The Kalamazoo County Board of Commissioners passed a proclamation Tuesday in support of “opposing wildlife killing contests and asking Michigan policymakers to ban them.”
The six to five vote in support was nearly party line – with Veronica McKissack (D-District 5) being the only Democrat opposing the proclamation. All four Republicans on the board voted against the proclamation. Passage of the proclamation is a statement of position; it does not change any laws or restrict any hunting activities in Kalamazoo County.
Michigan United Conservation Clubs (MUCC) submitted written and recorded testimony opposing the proclamation based on a 2020 member-passed resolution and the broad, general language in the proclamation leading to a slippery-slope scenario.

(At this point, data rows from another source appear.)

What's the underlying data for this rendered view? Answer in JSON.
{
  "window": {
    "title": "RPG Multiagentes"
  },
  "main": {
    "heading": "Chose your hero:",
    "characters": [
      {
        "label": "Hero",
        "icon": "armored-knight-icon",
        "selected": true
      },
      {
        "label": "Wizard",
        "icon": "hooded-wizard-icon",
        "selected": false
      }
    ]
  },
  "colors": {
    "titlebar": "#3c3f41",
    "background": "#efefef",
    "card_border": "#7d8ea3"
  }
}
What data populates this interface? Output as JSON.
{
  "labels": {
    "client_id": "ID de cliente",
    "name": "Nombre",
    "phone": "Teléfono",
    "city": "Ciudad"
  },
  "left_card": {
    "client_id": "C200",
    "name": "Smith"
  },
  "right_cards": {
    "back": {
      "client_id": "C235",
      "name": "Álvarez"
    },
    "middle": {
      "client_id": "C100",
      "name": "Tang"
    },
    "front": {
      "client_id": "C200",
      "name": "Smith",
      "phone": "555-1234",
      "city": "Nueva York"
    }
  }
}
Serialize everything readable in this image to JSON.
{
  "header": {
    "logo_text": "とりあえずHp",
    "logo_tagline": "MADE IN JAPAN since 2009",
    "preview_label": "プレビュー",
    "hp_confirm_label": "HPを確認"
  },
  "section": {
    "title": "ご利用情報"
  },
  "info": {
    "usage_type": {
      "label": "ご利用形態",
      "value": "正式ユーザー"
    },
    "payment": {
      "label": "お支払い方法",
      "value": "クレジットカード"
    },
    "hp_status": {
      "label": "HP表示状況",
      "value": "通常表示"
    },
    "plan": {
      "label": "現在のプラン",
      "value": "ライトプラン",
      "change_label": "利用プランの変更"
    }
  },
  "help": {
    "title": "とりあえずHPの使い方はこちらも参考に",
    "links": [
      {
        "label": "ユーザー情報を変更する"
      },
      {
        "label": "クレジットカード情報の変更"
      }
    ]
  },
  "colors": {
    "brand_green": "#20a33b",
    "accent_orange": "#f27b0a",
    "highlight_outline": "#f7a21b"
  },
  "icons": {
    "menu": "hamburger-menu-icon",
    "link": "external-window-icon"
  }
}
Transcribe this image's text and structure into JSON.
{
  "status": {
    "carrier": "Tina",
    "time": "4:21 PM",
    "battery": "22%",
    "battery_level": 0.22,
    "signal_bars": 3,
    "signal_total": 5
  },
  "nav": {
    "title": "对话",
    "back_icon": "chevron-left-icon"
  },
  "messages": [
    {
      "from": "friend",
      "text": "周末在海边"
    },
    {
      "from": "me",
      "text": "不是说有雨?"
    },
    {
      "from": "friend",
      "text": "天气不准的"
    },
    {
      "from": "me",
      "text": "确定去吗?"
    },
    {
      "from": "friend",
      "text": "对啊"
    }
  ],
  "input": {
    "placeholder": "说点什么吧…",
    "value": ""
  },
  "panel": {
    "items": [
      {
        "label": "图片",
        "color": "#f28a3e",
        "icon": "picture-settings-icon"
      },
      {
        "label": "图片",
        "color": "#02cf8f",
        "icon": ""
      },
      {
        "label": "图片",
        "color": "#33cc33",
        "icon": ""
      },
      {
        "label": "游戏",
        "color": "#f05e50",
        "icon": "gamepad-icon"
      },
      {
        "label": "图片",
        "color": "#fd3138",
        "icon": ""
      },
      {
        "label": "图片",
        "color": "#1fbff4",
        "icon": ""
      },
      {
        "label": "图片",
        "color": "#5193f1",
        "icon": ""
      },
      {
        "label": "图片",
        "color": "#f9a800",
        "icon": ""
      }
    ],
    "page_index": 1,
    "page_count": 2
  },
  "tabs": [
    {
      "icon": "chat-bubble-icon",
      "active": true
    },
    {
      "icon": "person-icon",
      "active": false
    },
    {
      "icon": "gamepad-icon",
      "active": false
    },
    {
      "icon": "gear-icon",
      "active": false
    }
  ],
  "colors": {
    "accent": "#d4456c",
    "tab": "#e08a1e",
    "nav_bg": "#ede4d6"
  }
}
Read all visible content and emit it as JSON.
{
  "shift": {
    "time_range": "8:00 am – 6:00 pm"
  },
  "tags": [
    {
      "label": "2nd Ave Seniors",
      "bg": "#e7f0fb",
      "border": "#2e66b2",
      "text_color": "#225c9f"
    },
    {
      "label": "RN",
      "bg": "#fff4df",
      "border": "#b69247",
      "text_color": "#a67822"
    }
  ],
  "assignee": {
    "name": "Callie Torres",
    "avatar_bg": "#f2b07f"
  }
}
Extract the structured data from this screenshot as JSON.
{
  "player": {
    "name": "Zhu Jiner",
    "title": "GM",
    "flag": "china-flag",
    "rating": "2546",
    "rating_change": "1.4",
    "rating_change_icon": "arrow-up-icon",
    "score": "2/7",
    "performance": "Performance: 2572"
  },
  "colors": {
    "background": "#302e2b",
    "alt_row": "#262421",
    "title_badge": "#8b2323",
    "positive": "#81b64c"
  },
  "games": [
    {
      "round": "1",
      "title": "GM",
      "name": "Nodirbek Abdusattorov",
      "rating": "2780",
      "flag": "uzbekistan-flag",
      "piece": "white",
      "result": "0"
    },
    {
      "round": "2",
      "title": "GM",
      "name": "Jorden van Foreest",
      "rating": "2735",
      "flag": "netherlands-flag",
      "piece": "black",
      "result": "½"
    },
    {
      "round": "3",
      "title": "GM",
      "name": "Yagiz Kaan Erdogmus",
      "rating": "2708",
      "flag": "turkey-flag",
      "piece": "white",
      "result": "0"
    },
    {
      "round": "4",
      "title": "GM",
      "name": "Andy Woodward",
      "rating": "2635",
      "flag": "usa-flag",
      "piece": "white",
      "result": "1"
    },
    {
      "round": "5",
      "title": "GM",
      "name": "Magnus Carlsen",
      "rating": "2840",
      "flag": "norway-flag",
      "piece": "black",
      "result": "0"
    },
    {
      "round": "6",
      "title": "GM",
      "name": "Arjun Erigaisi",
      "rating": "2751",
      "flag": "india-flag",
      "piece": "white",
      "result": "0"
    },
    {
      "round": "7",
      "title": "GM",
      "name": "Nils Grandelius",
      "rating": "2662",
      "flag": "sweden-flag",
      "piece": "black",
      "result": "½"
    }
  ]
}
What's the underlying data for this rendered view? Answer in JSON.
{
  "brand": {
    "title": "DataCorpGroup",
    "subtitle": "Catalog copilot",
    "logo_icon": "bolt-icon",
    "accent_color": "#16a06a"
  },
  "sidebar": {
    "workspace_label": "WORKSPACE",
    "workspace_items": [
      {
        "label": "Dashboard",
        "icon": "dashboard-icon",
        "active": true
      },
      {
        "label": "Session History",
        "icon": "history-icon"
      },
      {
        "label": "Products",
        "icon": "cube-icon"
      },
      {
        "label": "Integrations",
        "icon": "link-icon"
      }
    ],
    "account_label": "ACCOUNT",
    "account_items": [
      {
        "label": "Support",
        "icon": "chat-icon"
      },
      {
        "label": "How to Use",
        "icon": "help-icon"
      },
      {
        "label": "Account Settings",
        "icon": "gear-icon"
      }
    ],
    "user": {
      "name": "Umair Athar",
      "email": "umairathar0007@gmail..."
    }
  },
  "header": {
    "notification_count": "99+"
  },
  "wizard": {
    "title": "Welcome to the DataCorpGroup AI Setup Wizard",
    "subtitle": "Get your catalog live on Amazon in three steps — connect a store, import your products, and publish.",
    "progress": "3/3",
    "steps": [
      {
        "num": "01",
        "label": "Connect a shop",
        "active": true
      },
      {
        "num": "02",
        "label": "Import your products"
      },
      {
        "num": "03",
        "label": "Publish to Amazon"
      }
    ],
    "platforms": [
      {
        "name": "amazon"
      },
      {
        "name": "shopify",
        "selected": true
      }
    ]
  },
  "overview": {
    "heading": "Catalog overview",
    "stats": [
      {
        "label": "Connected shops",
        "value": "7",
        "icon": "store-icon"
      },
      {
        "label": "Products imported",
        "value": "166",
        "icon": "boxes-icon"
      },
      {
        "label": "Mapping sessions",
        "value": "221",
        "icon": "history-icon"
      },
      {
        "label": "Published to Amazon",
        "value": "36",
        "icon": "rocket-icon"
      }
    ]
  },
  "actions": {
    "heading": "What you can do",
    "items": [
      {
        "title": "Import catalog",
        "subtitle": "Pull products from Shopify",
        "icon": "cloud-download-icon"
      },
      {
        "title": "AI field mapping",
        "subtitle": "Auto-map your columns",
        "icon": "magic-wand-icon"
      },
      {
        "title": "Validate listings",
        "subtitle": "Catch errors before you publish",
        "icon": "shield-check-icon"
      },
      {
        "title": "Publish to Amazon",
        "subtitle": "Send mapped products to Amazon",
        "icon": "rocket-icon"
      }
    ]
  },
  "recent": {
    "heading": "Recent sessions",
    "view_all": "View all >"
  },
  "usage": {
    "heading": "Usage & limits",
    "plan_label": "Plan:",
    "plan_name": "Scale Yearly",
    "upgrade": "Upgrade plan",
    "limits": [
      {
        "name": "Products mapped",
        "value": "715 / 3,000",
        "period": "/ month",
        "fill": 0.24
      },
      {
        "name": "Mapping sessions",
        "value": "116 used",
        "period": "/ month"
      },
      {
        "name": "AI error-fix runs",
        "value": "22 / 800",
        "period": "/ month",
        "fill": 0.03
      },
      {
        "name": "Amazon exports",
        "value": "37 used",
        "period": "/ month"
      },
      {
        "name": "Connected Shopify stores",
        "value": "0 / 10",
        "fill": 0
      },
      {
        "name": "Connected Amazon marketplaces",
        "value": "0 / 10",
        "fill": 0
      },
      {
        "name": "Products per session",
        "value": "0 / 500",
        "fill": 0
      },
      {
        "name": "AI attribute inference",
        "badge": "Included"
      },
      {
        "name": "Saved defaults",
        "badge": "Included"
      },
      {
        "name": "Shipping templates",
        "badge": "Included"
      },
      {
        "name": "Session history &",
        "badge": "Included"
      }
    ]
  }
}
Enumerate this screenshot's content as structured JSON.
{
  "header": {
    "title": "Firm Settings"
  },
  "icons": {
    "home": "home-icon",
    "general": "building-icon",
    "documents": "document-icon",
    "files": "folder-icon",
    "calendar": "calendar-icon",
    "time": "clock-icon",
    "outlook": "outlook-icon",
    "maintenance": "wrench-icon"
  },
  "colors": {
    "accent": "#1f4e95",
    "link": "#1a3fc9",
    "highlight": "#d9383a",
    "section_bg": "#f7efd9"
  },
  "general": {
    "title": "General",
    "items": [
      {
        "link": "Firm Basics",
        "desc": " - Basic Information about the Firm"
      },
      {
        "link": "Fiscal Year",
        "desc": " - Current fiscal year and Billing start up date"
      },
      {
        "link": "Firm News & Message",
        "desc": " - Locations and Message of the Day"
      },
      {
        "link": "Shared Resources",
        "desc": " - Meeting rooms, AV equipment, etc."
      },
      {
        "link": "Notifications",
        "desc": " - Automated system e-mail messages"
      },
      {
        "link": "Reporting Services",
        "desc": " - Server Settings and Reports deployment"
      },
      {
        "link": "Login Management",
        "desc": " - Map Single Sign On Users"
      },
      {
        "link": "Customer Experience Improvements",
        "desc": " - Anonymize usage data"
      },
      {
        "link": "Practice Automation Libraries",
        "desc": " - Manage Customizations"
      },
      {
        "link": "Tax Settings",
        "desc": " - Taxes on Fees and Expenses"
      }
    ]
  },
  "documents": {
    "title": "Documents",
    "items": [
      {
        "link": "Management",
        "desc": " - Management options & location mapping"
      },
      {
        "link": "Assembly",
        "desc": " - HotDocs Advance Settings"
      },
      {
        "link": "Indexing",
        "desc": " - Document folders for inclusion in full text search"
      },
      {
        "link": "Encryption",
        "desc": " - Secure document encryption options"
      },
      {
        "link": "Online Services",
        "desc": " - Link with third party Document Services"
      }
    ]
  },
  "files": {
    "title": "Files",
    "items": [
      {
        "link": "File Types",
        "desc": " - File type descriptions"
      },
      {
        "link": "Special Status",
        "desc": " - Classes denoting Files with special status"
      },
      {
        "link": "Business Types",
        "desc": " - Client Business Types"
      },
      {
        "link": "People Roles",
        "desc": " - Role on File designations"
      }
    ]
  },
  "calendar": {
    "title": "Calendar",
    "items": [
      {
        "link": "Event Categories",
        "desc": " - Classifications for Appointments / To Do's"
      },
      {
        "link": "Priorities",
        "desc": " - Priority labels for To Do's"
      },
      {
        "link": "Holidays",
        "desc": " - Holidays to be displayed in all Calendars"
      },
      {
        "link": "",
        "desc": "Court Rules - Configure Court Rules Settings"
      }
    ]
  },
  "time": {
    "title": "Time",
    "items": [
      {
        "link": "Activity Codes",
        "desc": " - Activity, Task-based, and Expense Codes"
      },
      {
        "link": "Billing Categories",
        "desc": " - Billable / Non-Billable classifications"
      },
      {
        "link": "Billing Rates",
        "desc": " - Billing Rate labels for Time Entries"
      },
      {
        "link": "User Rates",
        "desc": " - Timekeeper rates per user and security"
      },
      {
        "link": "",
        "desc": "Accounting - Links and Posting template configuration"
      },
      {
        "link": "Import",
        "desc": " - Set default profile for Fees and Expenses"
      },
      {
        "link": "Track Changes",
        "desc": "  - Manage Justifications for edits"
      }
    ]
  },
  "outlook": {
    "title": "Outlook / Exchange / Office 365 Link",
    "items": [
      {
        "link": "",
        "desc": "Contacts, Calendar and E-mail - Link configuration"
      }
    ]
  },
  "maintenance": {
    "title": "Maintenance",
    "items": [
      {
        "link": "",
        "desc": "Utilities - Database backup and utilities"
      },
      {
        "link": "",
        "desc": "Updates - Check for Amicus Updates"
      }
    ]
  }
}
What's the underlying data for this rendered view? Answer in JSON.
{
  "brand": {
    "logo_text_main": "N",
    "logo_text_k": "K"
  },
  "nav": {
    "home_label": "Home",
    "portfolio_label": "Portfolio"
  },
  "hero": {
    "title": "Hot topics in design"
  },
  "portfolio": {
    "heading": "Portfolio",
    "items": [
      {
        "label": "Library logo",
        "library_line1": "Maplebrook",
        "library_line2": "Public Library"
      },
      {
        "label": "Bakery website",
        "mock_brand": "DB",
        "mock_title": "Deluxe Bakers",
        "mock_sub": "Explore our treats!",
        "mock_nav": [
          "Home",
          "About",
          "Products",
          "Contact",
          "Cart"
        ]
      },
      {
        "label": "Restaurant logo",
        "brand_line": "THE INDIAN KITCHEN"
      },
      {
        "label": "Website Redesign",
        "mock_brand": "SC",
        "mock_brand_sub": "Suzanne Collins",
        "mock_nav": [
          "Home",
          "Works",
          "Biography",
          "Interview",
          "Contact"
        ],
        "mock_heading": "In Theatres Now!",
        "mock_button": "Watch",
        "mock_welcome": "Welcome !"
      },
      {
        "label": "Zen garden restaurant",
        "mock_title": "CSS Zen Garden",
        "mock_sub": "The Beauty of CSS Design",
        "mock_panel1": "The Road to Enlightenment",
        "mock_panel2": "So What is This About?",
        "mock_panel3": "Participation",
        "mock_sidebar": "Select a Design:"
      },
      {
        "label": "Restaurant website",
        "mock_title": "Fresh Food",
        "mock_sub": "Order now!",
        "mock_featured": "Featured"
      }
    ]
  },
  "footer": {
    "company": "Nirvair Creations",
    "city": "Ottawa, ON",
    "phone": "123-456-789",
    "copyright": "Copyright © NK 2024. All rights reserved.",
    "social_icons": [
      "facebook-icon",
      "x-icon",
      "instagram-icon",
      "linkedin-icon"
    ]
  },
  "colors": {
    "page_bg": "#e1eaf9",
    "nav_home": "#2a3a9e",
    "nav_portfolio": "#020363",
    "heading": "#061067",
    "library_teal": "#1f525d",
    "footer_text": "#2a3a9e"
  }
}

In addition to misleading and false statements, such as deer hunting being more regulated than coyote hunting and that coyote-hunting contests pose a risk to the public, the proclamation also uses anti-hunting rhetoric including the phrase “trophy hunter” – which has been used in recent months at the Natural Resources Commission (NRC) by anti-hunting organizations to describe any legal and ethical hunter.
The proclamation was supported by known anti-hunting organizations, including the Humane Society of the United States (HSUS), the Detroit Zoological Society, Michigan Audubon, Michigan Humane, various local humane societies and Sierra Club, among others. Sen. Sean McCann (D-Kalamazoo) and Rep. Christine Morse (D-Portage) joined in supporting this proclamation as well.
MUCC’s main concern with the proclamation is the purposefully vague phrase “wildlife killing contest” strewn throughout the document, said Nick Green, MUCC public information officer.
“This isn’t an attempt to stop predator-hunting competitions,” Green said. “This is an attempt to slowly divide the hunting community and chip away at Michigan’s rich outdoor heritage. The anti-hunting organizations that influenced Kalamazoo County commissioner decisions aren’t going to stop if predator-hunting competitions end – they want all hunting abolished.”
Any reasonable person interpreting “wildlife killing contests” would assume that fishing tournaments, hunt tests with dogs and buck poles fall within the phrase’s definition. This is the slippery slope MUCC, its members and other conservationists should be concerned with, Green said.
Michigan’s predator population is managed by the Michigan Department of Natural Resources (DNR) through regulations passed by the NRC. The NRC, in accordance with Proposal G, sets seasons and method and manner of take of Michigan’s game species using the sound scientific principles.
The MUCC resolution supports predator-hunting competitions as legal hunting opportunities that promote the benefits of R3 (recruitment, retention and reactivation), reinforce the social and community aspects of hunting and bring economic benefits to local communities.
The MUCC resolution states that the organization will work with its affiliate clubs on best management practices for public relations surrounding contests and that the organization continue to support the use of fur as a legitimate driver of wildlife management and that these contests should be encouraged to utilize the fur and wild game to its fullest extent.
If you notice similar resolutions, proclamations or action items being brought forward to your county board of commissioners, please reach out to MUCC and let us know. Conservationists must be diligent about defending our way of life against anti-hunters, and we need your help.
To join the nation’s largest statewide conservation organization and to help us continue to protect your rights to hunt, fish and trap, join MUCC today: http://bit.ly/JoinMUCC.